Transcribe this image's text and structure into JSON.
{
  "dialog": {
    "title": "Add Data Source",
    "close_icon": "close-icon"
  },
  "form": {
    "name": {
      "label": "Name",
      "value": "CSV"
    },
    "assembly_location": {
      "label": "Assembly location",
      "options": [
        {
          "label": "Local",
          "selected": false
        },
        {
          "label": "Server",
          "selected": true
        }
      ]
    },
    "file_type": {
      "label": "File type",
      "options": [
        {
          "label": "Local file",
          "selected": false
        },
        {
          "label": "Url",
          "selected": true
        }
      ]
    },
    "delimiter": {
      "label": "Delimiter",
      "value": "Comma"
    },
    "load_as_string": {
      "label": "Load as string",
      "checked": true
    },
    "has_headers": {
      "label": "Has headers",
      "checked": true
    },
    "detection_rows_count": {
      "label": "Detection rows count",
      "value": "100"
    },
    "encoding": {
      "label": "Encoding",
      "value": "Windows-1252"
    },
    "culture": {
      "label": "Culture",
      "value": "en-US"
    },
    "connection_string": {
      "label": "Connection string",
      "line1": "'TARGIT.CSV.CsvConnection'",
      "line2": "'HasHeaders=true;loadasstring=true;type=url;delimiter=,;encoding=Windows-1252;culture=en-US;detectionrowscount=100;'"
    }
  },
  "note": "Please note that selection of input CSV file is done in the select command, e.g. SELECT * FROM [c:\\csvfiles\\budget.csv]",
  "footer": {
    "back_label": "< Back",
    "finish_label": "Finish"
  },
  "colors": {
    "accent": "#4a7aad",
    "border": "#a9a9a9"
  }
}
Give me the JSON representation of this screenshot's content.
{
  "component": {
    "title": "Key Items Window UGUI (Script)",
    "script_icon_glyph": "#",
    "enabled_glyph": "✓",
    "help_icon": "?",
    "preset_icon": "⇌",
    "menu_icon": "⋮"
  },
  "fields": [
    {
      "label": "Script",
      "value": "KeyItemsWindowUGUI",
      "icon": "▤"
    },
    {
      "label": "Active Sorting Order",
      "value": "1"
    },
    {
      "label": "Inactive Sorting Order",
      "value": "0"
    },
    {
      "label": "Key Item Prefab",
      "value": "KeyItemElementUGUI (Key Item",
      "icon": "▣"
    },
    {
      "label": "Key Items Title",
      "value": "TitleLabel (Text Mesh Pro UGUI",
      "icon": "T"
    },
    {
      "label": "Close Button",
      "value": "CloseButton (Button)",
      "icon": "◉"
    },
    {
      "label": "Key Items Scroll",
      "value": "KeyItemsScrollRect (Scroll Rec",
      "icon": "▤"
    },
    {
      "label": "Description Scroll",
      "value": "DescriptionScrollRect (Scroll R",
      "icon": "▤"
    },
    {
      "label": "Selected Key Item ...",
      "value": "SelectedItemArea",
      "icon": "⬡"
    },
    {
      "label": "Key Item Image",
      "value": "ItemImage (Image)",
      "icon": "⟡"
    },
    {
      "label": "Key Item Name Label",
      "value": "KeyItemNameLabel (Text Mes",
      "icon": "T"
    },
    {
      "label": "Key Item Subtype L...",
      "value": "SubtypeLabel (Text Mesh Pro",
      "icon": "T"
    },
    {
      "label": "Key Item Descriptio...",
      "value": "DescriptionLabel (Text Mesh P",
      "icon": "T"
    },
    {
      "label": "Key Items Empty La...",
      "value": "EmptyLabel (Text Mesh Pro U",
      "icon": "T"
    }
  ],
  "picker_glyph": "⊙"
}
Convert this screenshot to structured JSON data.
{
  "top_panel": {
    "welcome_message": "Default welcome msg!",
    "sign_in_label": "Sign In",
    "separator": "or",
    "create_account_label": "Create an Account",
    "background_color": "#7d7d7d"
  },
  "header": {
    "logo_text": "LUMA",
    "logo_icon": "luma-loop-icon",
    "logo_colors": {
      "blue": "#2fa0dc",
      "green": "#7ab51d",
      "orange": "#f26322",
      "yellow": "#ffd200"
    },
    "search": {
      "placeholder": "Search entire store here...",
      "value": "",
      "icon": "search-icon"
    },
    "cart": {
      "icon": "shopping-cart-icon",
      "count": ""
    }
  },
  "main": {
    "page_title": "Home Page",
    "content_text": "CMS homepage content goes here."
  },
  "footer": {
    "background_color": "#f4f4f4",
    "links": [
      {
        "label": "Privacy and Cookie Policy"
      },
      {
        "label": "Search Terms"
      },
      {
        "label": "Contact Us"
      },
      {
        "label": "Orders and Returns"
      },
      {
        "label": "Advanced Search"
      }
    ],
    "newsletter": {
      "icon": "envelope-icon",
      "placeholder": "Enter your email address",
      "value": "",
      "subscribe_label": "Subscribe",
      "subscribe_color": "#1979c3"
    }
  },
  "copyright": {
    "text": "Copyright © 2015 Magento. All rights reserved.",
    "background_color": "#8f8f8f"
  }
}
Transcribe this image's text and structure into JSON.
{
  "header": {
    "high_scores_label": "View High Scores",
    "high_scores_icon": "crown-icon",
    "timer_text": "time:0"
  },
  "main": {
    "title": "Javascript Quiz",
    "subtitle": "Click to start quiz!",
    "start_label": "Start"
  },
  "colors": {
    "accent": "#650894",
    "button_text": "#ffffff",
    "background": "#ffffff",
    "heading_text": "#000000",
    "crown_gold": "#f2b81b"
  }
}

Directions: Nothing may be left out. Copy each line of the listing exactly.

Solved problem:
Transcribe this image's text and structure into JSON.
{
  "dialog": {
    "title": "Add Data Source",
    "close_icon": "close-icon"
  },
  "form": {
    "name": {
      "label": "Name",
      "value": "CSV"
    },
    "assembly_location": {
      "label": "Assembly location",
      "options": [
        {
          "label": "Local",
          "selected": false
        },
        {
          "label": "Server",
          "selected": true
        }
      ]
    },
    "file_type": {
      "label": "File type",
      "options": [
        {
          "label": "Local file",
          "selected": false
        },
        {
          "label": "Url",
          "selected": true
        }
      ]
    },
    "delimiter": {
      "label": "Delimiter",
      "value": "Comma"
    },
    "load_as_string": {
      "label": "Load as string",
      "checked": true
    },
    "has_headers": {
      "label": "Has headers",
      "checked": true
    },
    "detection_rows_count": {
      "label": "Detection rows count",
      "value": "100"
    },
    "encoding": {
      "label": "Encoding",
      "value": "Windows-1252"
    },
    "culture": {
      "label": "Culture",
      "value": "en-US"
    },
    "connection_string": {
      "label": "Connection string",
      "line1": "'TARGIT.CSV.CsvConnection'",
      "line2": "'HasHeaders=true;loadasstring=true;type=url;delimiter=,;encoding=Windows-1252;culture=en-US;detectionrowscount=100;'"
    }
  },
  "note": "Please note that selection of input CSV file is done in the select command, e.g. SELECT * FROM [c:\\csvfiles\\budget.csv]",
  "footer": {
    "back_label": "< Back",
    "finish_label": "Finish"
  },
  "colors": {
    "accent": "#4a7aad",
    "border": "#a9a9a9"
  }
}
Give me the JSON representation of this screenshot's content.
{
  "component": {
    "title": "Key Items Window UGUI (Script)",
    "script_icon_glyph": "#",
    "enabled_glyph": "✓",
    "help_icon": "?",
    "preset_icon": "⇌",
    "menu_icon": "⋮"
  },
  "fields": [
    {
      "label": "Script",
      "value": "KeyItemsWindowUGUI",
      "icon": "▤"
    },
    {
      "label": "Active Sorting Order",
      "value": "1"
    },
    {
      "label": "Inactive Sorting Order",
      "value": "0"
    },
    {
      "label": "Key Item Prefab",
      "value": "KeyItemElementUGUI (Key Item",
      "icon": "▣"
    },
    {
      "label": "Key Items Title",
      "value": "TitleLabel (Text Mesh Pro UGUI",
      "icon": "T"
    },
    {
      "label": "Close Button",
      "value": "CloseButton (Button)",
      "icon": "◉"
    },
    {
      "label": "Key Items Scroll",
      "value": "KeyItemsScrollRect (Scroll Rec",
      "icon": "▤"
    },
    {
      "label": "Description Scroll",
      "value": "DescriptionScrollRect (Scroll R",
      "icon": "▤"
    },
    {
      "label": "Selected Key Item ...",
      "value": "SelectedItemArea",
      "icon": "⬡"
    },
    {
      "label": "Key Item Image",
      "value": "ItemImage (Image)",
      "icon": "⟡"
    },
    {
      "label": "Key Item Name Label",
      "value": "KeyItemNameLabel (Text Mes",
      "icon": "T"
    },
    {
      "label": "Key Item Subtype L...",
      "value": "SubtypeLabel (Text Mesh Pro",
      "icon": "T"
    },
    {
      "label": "Key Item Descriptio...",
      "value": "DescriptionLabel (Text Mesh P",
      "icon": "T"
    },
    {
      "label": "Key Items Empty La...",
      "value": "EmptyLabel (Text Mesh Pro U",
      "icon": "T"
    }
  ],
  "picker_glyph": "⊙"
}
Convert this screenshot to structured JSON data.
{
  "top_panel": {
    "welcome_message": "Default welcome msg!",
    "sign_in_label": "Sign In",
    "separator": "or",
    "create_account_label": "Create an Account",
    "background_color": "#7d7d7d"
  },
  "header": {
    "logo_text": "LUMA",
    "logo_icon": "luma-loop-icon",
    "logo_colors": {
      "blue": "#2fa0dc",
      "green": "#7ab51d",
      "orange": "#f26322",
      "yellow": "#ffd200"
    },
    "search": {
      "placeholder": "Search entire store here...",
      "value": "",
      "icon": "search-icon"
    },
    "cart": {
      "icon": "shopping-cart-icon",
      "count": ""
    }
  },
  "main": {
    "page_title": "Home Page",
    "content_text": "CMS homepage content goes here."
  },
  "footer": {
    "background_color": "#f4f4f4",
    "links": [
      {
        "label": "Privacy and Cookie Policy"
      },
      {
        "label": "Search Terms"
      },
      {
        "label": "Contact Us"
      },
      {
        "label": "Orders and Returns"
      },
      {
        "label": "Advanced Search"
      }
    ],
    "newsletter": {
      "icon": "envelope-icon",
      "placeholder": "Enter your email address",
      "value": "",
      "subscribe_label": "Subscribe",
      "subscribe_color": "#1979c3"
    }
  },
  "copyright": {
    "text": "Copyright © 2015 Magento. All rights reserved.",
    "background_color": "#8f8f8f"
  }
}
Transcribe this image's text and structure into JSON.
{
  "header": {
    "high_scores_label": "View High Scores",
    "high_scores_icon": "crown-icon",
    "timer_text": "time:0"
  },
  "main": {
    "title": "Javascript Quiz",
    "subtitle": "Click to start quiz!",
    "start_label": "Start"
  },
  "colors": {
    "accent": "#650894",
    "button_text": "#ffffff",
    "background": "#ffffff",
    "heading_text": "#000000",
    "crown_gold": "#f2b81b"
  }
}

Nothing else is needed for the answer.